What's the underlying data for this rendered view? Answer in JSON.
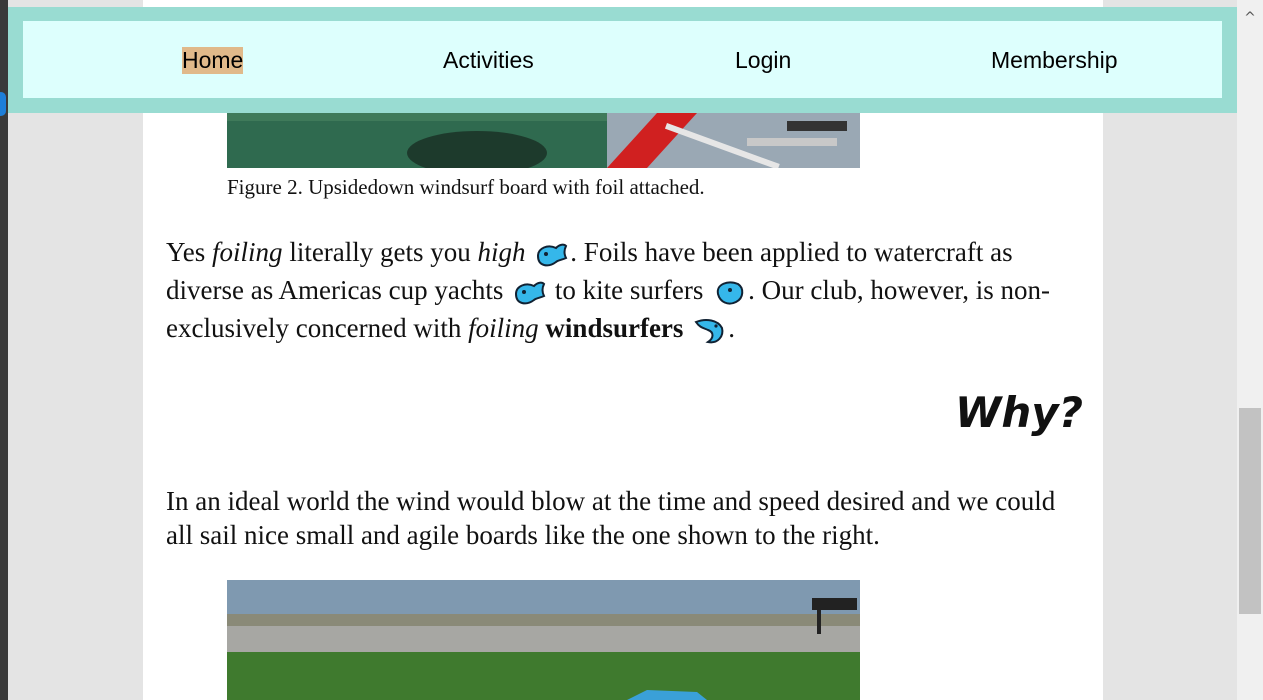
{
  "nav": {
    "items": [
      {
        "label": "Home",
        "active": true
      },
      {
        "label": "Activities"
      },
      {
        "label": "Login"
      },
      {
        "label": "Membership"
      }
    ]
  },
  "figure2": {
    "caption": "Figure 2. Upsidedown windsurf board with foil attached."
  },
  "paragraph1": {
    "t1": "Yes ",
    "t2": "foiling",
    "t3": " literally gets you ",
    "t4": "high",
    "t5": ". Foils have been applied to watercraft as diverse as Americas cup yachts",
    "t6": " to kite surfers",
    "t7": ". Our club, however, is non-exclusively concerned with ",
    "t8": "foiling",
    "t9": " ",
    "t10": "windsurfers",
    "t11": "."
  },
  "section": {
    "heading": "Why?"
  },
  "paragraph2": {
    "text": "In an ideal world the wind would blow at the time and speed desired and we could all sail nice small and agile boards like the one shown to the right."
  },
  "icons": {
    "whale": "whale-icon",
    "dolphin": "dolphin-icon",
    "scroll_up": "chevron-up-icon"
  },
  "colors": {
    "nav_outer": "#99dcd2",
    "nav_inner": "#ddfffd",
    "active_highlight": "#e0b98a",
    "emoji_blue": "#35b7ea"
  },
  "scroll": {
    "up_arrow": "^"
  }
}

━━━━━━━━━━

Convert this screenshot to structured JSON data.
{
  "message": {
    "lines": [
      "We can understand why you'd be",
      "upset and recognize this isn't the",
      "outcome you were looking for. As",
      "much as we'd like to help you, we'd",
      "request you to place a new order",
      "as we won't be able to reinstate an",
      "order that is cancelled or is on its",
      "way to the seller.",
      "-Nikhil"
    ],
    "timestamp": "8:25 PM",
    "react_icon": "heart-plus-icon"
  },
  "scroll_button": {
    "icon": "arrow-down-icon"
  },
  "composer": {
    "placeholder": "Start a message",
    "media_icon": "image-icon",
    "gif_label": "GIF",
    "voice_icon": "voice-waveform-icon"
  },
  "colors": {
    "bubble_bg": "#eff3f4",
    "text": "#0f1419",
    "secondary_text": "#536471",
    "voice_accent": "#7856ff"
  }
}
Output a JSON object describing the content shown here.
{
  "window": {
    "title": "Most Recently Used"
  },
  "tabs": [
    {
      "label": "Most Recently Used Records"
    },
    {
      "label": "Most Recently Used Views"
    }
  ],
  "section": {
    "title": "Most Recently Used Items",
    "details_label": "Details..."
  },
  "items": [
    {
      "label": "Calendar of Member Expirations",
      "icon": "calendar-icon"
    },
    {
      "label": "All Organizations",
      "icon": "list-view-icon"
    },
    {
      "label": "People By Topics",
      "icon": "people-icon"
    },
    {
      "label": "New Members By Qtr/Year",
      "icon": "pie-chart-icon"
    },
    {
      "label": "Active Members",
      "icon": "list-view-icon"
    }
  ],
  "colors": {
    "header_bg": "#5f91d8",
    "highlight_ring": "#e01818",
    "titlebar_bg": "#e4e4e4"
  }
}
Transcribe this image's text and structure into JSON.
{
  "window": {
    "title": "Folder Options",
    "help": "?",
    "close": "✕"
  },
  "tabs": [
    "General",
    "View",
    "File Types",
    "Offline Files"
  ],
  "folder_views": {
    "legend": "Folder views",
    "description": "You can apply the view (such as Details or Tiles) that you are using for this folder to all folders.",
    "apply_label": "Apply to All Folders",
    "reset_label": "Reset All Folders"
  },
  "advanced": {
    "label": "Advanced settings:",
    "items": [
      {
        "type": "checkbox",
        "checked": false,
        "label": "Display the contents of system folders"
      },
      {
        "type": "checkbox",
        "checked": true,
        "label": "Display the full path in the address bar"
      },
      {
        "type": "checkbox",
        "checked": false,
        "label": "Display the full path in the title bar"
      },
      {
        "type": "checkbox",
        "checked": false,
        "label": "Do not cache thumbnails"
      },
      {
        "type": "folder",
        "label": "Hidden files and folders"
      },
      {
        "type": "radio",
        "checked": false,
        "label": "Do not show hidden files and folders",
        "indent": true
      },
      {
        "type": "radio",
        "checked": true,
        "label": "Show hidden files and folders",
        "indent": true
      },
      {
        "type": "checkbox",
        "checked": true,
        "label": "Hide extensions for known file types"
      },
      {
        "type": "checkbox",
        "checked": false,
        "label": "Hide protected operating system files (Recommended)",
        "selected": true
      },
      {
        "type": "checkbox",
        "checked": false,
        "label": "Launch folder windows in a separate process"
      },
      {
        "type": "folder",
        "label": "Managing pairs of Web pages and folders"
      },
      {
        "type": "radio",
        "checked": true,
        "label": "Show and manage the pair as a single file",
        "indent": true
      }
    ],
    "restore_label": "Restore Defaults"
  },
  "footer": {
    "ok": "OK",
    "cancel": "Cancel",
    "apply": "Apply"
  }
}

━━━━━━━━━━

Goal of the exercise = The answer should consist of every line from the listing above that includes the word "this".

Written reply =
What's the underlying data for this rendered view? Answer in JSON.
Convert this screenshot to structured JSON data.
      "upset and recognize this isn't the",
Transcribe this image's text and structure into JSON.
    "description": "You can apply the view (such as Details or Tiles) that you are using for this folder to all folders.",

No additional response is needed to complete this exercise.